Exercise material:
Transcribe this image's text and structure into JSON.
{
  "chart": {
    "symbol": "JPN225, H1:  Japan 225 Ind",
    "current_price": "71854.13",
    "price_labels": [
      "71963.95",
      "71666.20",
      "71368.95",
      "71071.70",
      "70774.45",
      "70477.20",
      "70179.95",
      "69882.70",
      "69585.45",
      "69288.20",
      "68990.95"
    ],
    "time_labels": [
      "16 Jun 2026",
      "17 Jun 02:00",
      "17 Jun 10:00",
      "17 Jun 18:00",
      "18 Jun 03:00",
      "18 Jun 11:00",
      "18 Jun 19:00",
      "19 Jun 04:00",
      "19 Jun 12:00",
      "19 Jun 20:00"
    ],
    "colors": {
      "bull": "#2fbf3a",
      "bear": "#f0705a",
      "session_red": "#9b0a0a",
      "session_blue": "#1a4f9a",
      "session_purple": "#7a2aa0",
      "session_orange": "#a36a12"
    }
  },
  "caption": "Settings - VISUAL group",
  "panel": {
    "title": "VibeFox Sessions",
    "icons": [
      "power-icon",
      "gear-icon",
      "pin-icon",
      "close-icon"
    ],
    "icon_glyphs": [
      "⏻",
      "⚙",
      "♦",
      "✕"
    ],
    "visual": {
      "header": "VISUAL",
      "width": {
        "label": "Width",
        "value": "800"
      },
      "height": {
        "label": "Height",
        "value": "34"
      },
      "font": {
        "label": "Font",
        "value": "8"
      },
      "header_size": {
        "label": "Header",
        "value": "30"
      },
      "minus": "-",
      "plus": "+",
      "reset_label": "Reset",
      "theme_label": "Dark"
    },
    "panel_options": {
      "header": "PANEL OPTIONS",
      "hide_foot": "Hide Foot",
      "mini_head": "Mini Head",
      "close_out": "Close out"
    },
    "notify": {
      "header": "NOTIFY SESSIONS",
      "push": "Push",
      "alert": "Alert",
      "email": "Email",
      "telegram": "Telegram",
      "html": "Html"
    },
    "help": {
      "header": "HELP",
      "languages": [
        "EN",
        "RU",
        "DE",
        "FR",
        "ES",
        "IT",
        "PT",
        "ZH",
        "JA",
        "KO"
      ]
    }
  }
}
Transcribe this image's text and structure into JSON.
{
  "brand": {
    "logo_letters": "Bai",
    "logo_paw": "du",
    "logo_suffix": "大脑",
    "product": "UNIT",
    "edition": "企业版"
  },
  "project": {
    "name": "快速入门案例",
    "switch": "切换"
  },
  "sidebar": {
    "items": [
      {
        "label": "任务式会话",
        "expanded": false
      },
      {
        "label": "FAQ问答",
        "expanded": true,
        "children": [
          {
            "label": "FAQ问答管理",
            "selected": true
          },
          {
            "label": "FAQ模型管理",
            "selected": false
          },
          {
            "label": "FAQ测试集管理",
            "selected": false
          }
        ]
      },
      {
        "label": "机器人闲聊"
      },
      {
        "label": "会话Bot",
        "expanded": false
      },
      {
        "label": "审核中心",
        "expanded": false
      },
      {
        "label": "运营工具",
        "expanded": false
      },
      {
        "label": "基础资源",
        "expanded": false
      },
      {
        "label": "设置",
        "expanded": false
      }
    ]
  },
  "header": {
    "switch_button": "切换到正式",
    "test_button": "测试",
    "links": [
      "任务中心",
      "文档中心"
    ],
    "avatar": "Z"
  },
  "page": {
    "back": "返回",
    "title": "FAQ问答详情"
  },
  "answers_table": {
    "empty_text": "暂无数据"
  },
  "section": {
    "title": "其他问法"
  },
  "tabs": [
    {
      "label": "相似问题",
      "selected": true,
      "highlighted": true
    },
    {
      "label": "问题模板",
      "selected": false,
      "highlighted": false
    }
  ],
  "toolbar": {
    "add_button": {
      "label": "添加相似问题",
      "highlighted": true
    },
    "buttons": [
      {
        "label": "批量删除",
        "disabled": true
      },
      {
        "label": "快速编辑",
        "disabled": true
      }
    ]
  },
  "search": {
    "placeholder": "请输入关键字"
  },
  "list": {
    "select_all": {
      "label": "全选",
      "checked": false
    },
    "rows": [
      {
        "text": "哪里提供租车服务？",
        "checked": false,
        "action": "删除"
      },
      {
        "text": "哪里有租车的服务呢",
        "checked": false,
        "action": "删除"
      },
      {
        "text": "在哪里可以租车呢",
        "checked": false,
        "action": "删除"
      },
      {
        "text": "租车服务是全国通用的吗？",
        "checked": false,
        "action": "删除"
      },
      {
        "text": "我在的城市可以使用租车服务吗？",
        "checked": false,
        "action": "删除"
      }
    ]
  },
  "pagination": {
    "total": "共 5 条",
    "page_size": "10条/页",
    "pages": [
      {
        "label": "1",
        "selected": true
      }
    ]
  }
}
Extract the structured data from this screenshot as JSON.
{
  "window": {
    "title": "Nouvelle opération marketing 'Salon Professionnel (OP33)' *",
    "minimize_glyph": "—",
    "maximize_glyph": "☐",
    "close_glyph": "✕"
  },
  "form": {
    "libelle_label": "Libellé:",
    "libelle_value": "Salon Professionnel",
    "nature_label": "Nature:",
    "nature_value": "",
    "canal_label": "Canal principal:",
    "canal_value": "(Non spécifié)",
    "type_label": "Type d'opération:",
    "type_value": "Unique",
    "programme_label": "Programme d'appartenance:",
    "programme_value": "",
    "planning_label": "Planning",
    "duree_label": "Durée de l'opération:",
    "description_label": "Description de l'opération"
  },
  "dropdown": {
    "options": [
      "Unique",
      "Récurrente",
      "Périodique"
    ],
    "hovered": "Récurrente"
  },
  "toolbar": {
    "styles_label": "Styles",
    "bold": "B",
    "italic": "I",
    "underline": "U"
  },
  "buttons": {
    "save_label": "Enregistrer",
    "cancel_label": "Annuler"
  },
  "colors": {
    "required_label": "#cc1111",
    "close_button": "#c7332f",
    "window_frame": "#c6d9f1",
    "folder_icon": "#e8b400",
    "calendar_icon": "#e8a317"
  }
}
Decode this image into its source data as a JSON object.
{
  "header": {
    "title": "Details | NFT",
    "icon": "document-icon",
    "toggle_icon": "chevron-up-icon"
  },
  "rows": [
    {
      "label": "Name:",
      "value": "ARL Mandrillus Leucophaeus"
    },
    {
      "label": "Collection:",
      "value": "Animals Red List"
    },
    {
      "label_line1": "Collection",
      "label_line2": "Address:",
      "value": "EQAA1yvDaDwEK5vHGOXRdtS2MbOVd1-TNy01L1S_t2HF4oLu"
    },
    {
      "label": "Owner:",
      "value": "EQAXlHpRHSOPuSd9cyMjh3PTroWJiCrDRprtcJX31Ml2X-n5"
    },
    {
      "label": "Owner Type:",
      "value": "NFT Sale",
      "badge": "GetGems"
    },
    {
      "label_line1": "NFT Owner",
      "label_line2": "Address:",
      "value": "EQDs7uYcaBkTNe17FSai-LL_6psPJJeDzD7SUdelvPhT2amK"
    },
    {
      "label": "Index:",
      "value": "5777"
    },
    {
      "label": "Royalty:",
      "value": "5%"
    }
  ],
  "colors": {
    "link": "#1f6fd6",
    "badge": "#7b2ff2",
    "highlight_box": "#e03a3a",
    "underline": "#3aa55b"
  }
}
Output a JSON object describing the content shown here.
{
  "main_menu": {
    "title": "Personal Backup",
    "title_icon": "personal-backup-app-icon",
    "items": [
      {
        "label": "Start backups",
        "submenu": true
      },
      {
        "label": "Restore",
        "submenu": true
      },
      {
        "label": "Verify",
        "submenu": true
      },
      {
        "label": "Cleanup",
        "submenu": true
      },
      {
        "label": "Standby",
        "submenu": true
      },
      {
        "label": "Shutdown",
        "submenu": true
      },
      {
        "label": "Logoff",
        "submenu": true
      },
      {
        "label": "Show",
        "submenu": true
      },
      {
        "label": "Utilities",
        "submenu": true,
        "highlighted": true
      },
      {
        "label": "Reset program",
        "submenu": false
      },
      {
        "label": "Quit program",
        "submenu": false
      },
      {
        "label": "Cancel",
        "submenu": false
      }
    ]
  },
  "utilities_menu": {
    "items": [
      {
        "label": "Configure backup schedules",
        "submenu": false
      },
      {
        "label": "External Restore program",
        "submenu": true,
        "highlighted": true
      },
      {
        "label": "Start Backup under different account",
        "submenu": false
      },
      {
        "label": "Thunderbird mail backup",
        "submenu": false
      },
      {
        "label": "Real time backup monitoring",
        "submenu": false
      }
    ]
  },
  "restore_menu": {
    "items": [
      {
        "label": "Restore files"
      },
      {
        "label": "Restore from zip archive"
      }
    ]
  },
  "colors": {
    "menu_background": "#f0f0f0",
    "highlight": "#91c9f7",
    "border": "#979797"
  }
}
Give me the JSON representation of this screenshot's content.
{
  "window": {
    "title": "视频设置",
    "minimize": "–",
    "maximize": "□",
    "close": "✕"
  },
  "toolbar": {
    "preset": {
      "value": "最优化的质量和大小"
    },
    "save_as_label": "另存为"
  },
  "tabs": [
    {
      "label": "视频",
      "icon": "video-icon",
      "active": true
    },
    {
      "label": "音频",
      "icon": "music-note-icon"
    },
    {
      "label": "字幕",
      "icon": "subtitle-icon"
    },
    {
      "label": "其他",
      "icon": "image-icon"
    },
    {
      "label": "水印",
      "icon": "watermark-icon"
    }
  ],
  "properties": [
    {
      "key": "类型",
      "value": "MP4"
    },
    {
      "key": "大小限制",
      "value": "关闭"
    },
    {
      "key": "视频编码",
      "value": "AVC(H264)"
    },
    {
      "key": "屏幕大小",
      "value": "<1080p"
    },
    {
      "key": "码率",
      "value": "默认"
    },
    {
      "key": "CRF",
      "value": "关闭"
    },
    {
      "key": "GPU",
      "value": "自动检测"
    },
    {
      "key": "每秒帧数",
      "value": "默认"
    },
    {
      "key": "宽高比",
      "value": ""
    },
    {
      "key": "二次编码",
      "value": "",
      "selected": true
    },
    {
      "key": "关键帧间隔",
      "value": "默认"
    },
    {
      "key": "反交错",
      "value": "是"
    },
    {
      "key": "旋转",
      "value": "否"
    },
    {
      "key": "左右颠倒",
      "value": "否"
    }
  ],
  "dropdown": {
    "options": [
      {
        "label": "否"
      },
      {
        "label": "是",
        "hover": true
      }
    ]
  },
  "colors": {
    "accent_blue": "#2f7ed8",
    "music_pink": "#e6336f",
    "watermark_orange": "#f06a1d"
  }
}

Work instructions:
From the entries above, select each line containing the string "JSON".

Finished task:
Transcribe this image's text and structure into JSON.
Transcribe this image's text and structure into JSON.
Extract the structured data from this screenshot as JSON.
Decode this image into its source data as a JSON object.
Output a JSON object describing the content shown here.
Give me the JSON representation of this screenshot's content.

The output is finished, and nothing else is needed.